Start of Block

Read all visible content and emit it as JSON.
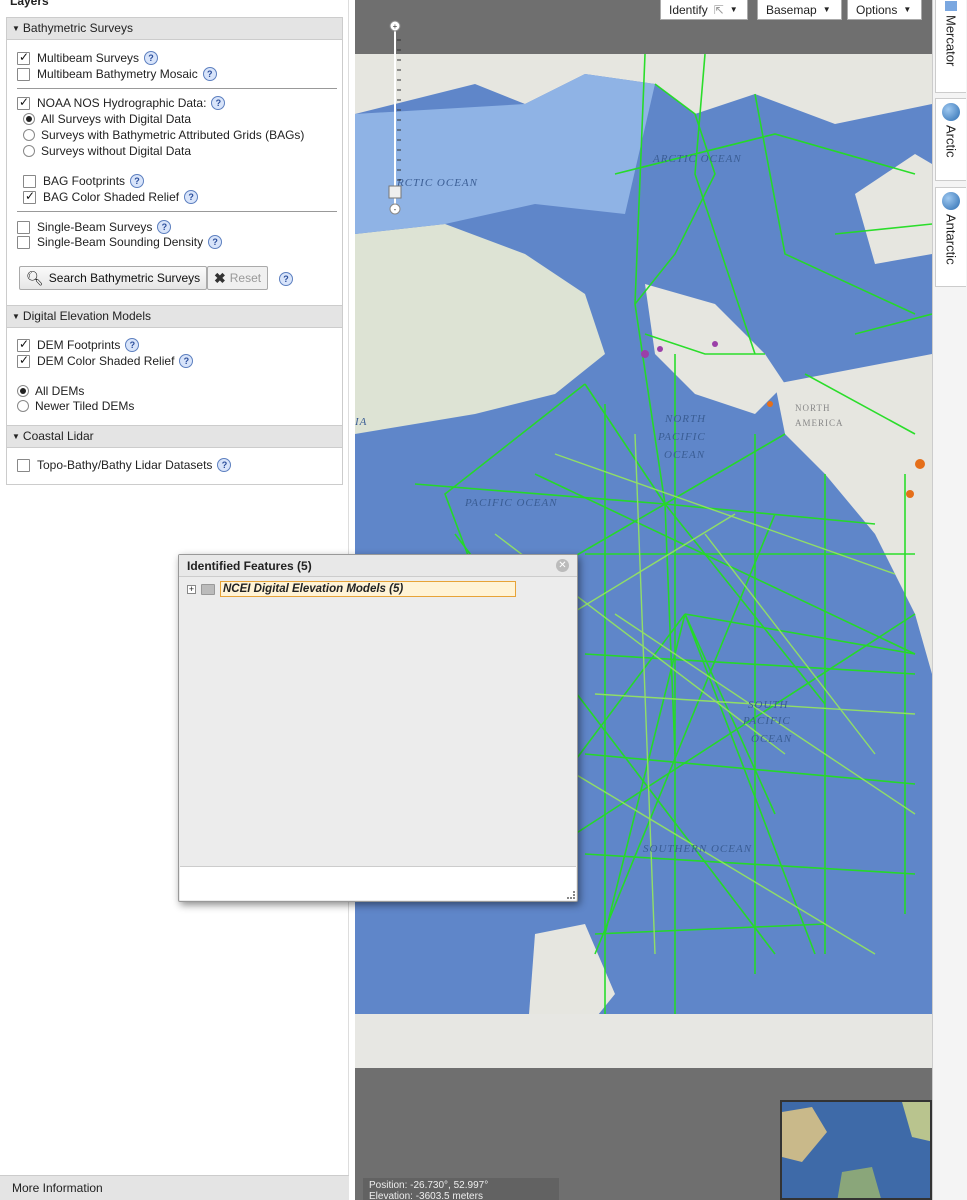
{
  "panel": {
    "title": "Layers",
    "more_info": "More Information"
  },
  "bathymetric": {
    "header": "Bathymetric Surveys",
    "multibeam": {
      "label": "Multibeam Surveys",
      "checked": true
    },
    "mosaic": {
      "label": "Multibeam Bathymetry Mosaic",
      "checked": false
    },
    "noaa": {
      "label": "NOAA NOS Hydrographic Data:",
      "checked": true
    },
    "noaa_options": [
      {
        "label": "All Surveys with Digital Data",
        "selected": true
      },
      {
        "label": "Surveys with Bathymetric Attributed Grids (BAGs)",
        "selected": false
      },
      {
        "label": "Surveys without Digital Data",
        "selected": false
      }
    ],
    "bag_footprints": {
      "label": "BAG Footprints",
      "checked": false
    },
    "bag_relief": {
      "label": "BAG Color Shaded Relief",
      "checked": true
    },
    "singlebeam": {
      "label": "Single-Beam Surveys",
      "checked": false
    },
    "singlebeam_density": {
      "label": "Single-Beam Sounding Density",
      "checked": false
    },
    "search_button": "Search Bathymetric Surveys",
    "reset_button": "Reset"
  },
  "dem": {
    "header": "Digital Elevation Models",
    "footprints": {
      "label": "DEM Footprints",
      "checked": true
    },
    "relief": {
      "label": "DEM Color Shaded Relief",
      "checked": true
    },
    "options": [
      {
        "label": "All DEMs",
        "selected": true
      },
      {
        "label": "Newer Tiled DEMs",
        "selected": false
      }
    ]
  },
  "lidar": {
    "header": "Coastal Lidar",
    "datasets": {
      "label": "Topo-Bathy/Bathy Lidar Datasets",
      "checked": false
    }
  },
  "toolbar": {
    "identify": "Identify",
    "basemap": "Basemap",
    "options": "Options"
  },
  "map_labels": {
    "arctic1": "RCTIC OCEAN",
    "arctic2": "ARCTIC OCEAN",
    "north_pacific": [
      "NORTH",
      "PACIFIC",
      "OCEAN"
    ],
    "pacific": "PACIFIC OCEAN",
    "south_pacific": [
      "SOUTH",
      "PACIFIC",
      "OCEAN"
    ],
    "southern": "SOUTHERN OCEAN",
    "north_america": [
      "NORTH",
      "AMERICA"
    ],
    "edge_a": "IA"
  },
  "status": {
    "position": "Position: -26.730°, 52.997°",
    "elevation": "Elevation: -3603.5 meters"
  },
  "projections": [
    "Mercator",
    "Arctic",
    "Antarctic"
  ],
  "dialog": {
    "title": "Identified Features (5)",
    "item": "NCEI Digital Elevation Models (5)"
  },
  "colors": {
    "track_green": "#22dd22",
    "track_lightgreen": "#99ee55",
    "ocean": "#5f86c9",
    "land": "#e6e6e0"
  }
}
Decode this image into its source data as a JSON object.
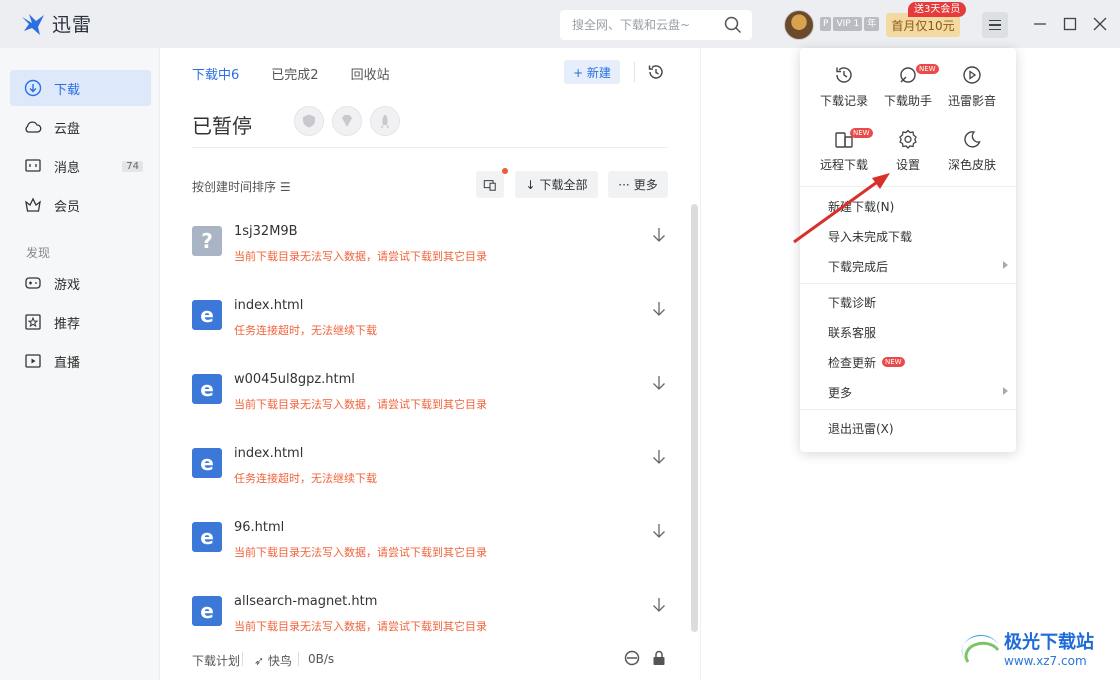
{
  "app": {
    "name": "迅雷"
  },
  "search": {
    "placeholder": "搜全网、下载和云盘~"
  },
  "account": {
    "vip_p": "P",
    "vip_level": "VIP 1",
    "vip_year": "年",
    "promo_label": "首月仅10元",
    "promo_tag": "送3天会员"
  },
  "sidebar": {
    "items": [
      {
        "label": "下载",
        "icon": "download-icon",
        "active": true
      },
      {
        "label": "云盘",
        "icon": "cloud-icon"
      },
      {
        "label": "消息",
        "icon": "message-icon",
        "count": "74"
      },
      {
        "label": "会员",
        "icon": "crown-icon"
      }
    ],
    "section_label": "发现",
    "discover": [
      {
        "label": "游戏",
        "icon": "gamepad-icon"
      },
      {
        "label": "推荐",
        "icon": "star-icon"
      },
      {
        "label": "直播",
        "icon": "live-icon"
      }
    ]
  },
  "main": {
    "tabs": [
      {
        "label": "下载中6",
        "active": true
      },
      {
        "label": "已完成2"
      },
      {
        "label": "回收站"
      }
    ],
    "new_button": "+ 新建",
    "paused_title": "已暂停",
    "sort_label": "按创建时间排序",
    "download_all": "下载全部",
    "more": "更多",
    "items": [
      {
        "name": "1sj32M9B",
        "error": "当前下载目录无法写入数据，请尝试下载到其它目录",
        "type": "unknown"
      },
      {
        "name": "index.html",
        "error": "任务连接超时，无法继续下载",
        "type": "ie"
      },
      {
        "name": "w0045ul8gpz.html",
        "error": "当前下载目录无法写入数据，请尝试下载到其它目录",
        "type": "ie"
      },
      {
        "name": "index.html",
        "error": "任务连接超时，无法继续下载",
        "type": "ie"
      },
      {
        "name": "96.html",
        "error": "当前下载目录无法写入数据，请尝试下载到其它目录",
        "type": "ie"
      },
      {
        "name": "allsearch-magnet.htm",
        "error": "当前下载目录无法写入数据，请尝试下载到其它目录",
        "type": "ie"
      }
    ],
    "footer": {
      "plan": "下载计划",
      "bird": "快鸟",
      "speed": "0B/s"
    }
  },
  "menu": {
    "quick": [
      {
        "label": "下载记录",
        "icon": "history-icon"
      },
      {
        "label": "下载助手",
        "icon": "assistant-icon",
        "badge": "NEW"
      },
      {
        "label": "迅雷影音",
        "icon": "player-icon"
      },
      {
        "label": "远程下载",
        "icon": "remote-icon",
        "badge": "NEW"
      },
      {
        "label": "设置",
        "icon": "gear-icon"
      },
      {
        "label": "深色皮肤",
        "icon": "moon-icon"
      }
    ],
    "items": [
      {
        "label": "新建下载(N)"
      },
      {
        "label": "导入未完成下载"
      },
      {
        "label": "下载完成后",
        "submenu": true
      },
      {
        "label": "下载诊断"
      },
      {
        "label": "联系客服"
      },
      {
        "label": "检查更新",
        "badge": "NEW"
      },
      {
        "label": "更多",
        "submenu": true
      },
      {
        "label": "退出迅雷(X)"
      }
    ]
  },
  "watermark": {
    "title": "极光下载站",
    "url": "www.xz7.com"
  },
  "colors": {
    "accent": "#2b6fe0",
    "error": "#f0643c",
    "badge_red": "#e94a4a",
    "promo": "#f4d9a2"
  }
}
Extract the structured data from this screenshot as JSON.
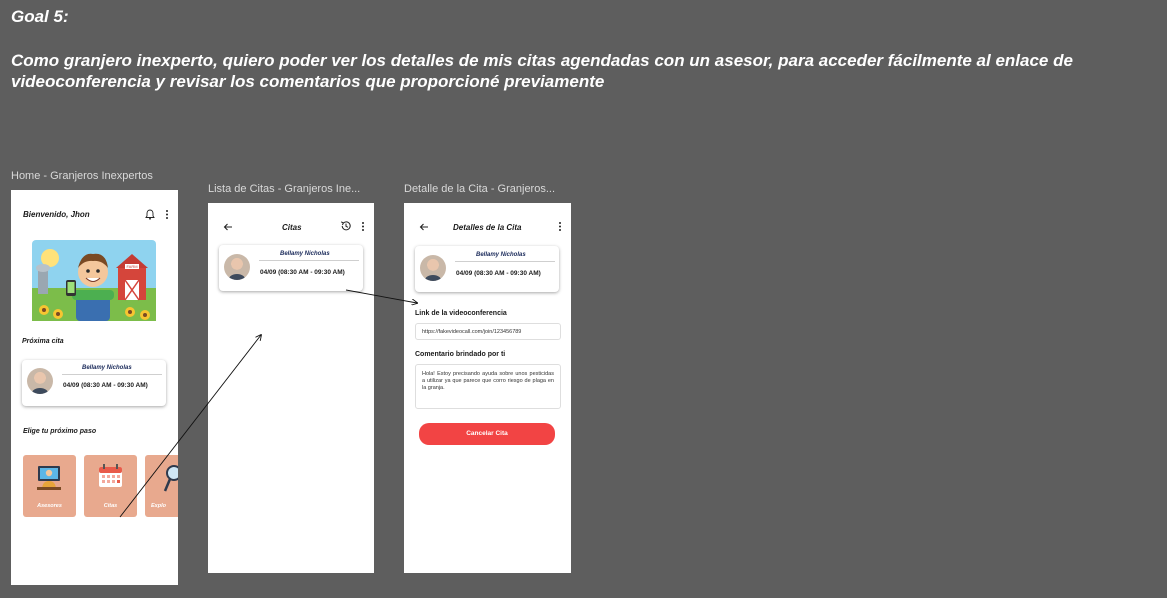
{
  "goal": {
    "title": "Goal 5:",
    "description": "Como granjero inexperto,  quiero poder ver los detalles de mis citas agendadas con un asesor, para acceder fácilmente al enlace de videoconferencia y revisar los comentarios que proporcioné previamente"
  },
  "frames": {
    "home": {
      "label": "Home - Granjeros Inexpertos",
      "greeting": "Bienvenido, Jhon",
      "banner_sign": "FARM",
      "next_appointment_label": "Próxima cita",
      "appointment": {
        "name": "Bellamy Nicholas",
        "time": "04/09 (08:30 AM - 09:30 AM)"
      },
      "next_step_label": "Elige tu próximo paso",
      "tiles": [
        {
          "label": "Asesores",
          "icon": "advisor-icon"
        },
        {
          "label": "Citas",
          "icon": "calendar-icon"
        },
        {
          "label": "Explo",
          "icon": "magnifier-icon"
        }
      ]
    },
    "list": {
      "label": "Lista de Citas - Granjeros Ine...",
      "title": "Citas",
      "appointment": {
        "name": "Bellamy Nicholas",
        "time": "04/09 (08:30 AM - 09:30 AM)"
      }
    },
    "detail": {
      "label": "Detalle de la Cita - Granjeros...",
      "title": "Detalles de la Cita",
      "appointment": {
        "name": "Bellamy Nicholas",
        "time": "04/09 (08:30 AM - 09:30 AM)"
      },
      "link_label": "Link de la videoconferencia",
      "link_value": "https://fakevideocall.com/join/123456789",
      "comment_label": "Comentario brindado por ti",
      "comment_value": "Hola! Estoy precisando ayuda sobre unos pesticidas a utilizar ya que parece que corro riesgo de plaga en la granja.",
      "cancel_label": "Cancelar Cita"
    }
  },
  "colors": {
    "canvas": "#5e5e5e",
    "tile": "#e8a98e",
    "cancel": "#f24444",
    "name_text": "#1a2a5a"
  }
}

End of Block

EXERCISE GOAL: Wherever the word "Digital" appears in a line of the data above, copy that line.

ANSWER SECTION:
        "label": "All Surveys with Digital Data",
        "label": "Surveys without Digital Data",
    "header": "Digital Elevation Models",
    "item": "NCEI Digital Elevation Models (5)"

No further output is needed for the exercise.